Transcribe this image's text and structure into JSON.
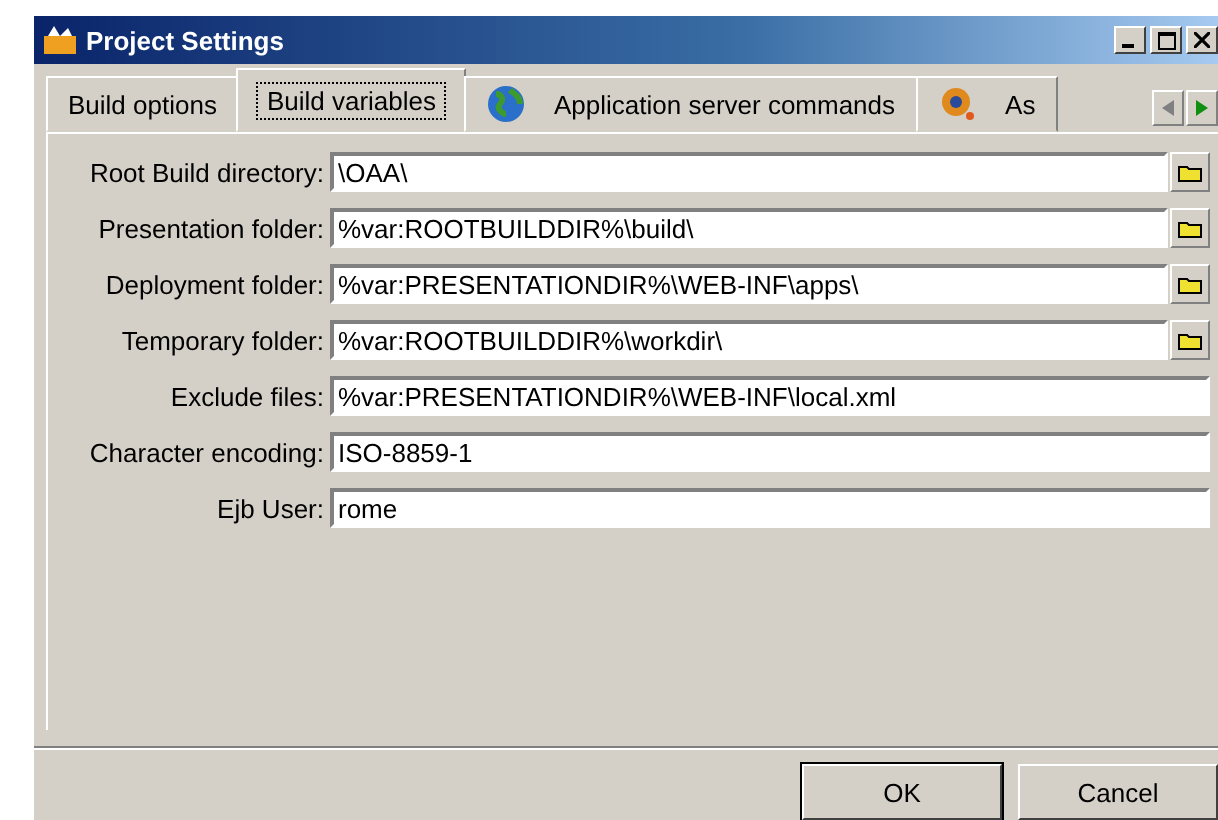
{
  "window": {
    "title": "Project Settings"
  },
  "tabs": [
    {
      "label": "Build options",
      "selected": false
    },
    {
      "label": "Build variables",
      "selected": true
    },
    {
      "label": "Application server commands",
      "selected": false
    },
    {
      "label": "As",
      "selected": false
    }
  ],
  "fields": [
    {
      "label": "Root Build directory:",
      "value": "\\OAA\\",
      "browse": true
    },
    {
      "label": "Presentation folder:",
      "value": "%var:ROOTBUILDDIR%\\build\\",
      "browse": true
    },
    {
      "label": "Deployment folder:",
      "value": "%var:PRESENTATIONDIR%\\WEB-INF\\apps\\",
      "browse": true
    },
    {
      "label": "Temporary folder:",
      "value": "%var:ROOTBUILDDIR%\\workdir\\",
      "browse": true
    },
    {
      "label": "Exclude files:",
      "value": "%var:PRESENTATIONDIR%\\WEB-INF\\local.xml",
      "browse": false
    },
    {
      "label": "Character encoding:",
      "value": "ISO-8859-1",
      "browse": false
    },
    {
      "label": "Ejb User:",
      "value": "rome",
      "browse": false
    }
  ],
  "buttons": [
    {
      "label": "OK",
      "default": true
    },
    {
      "label": "Cancel",
      "default": false
    }
  ]
}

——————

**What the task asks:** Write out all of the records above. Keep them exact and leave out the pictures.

**Solution to the exercise:**
Transcribe this image's text and structure into JSON.
{
  "window": {
    "title": "Project Settings"
  },
  "tabs": [
    {
      "label": "Build options",
      "selected": false
    },
    {
      "label": "Build variables",
      "selected": true
    },
    {
      "label": "Application server commands",
      "selected": false
    },
    {
      "label": "As",
      "selected": false
    }
  ],
  "fields": [
    {
      "label": "Root Build directory:",
      "value": "\\OAA\\",
      "browse": true
    },
    {
      "label": "Presentation folder:",
      "value": "%var:ROOTBUILDDIR%\\build\\",
      "browse": true
    },
    {
      "label": "Deployment folder:",
      "value": "%var:PRESENTATIONDIR%\\WEB-INF\\apps\\",
      "browse": true
    },
    {
      "label": "Temporary folder:",
      "value": "%var:ROOTBUILDDIR%\\workdir\\",
      "browse": true
    },
    {
      "label": "Exclude files:",
      "value": "%var:PRESENTATIONDIR%\\WEB-INF\\local.xml",
      "browse": false
    },
    {
      "label": "Character encoding:",
      "value": "ISO-8859-1",
      "browse": false
    },
    {
      "label": "Ejb User:",
      "value": "rome",
      "browse": false
    }
  ],
  "buttons": [
    {
      "label": "OK",
      "default": true
    },
    {
      "label": "Cancel",
      "default": false
    }
  ]
}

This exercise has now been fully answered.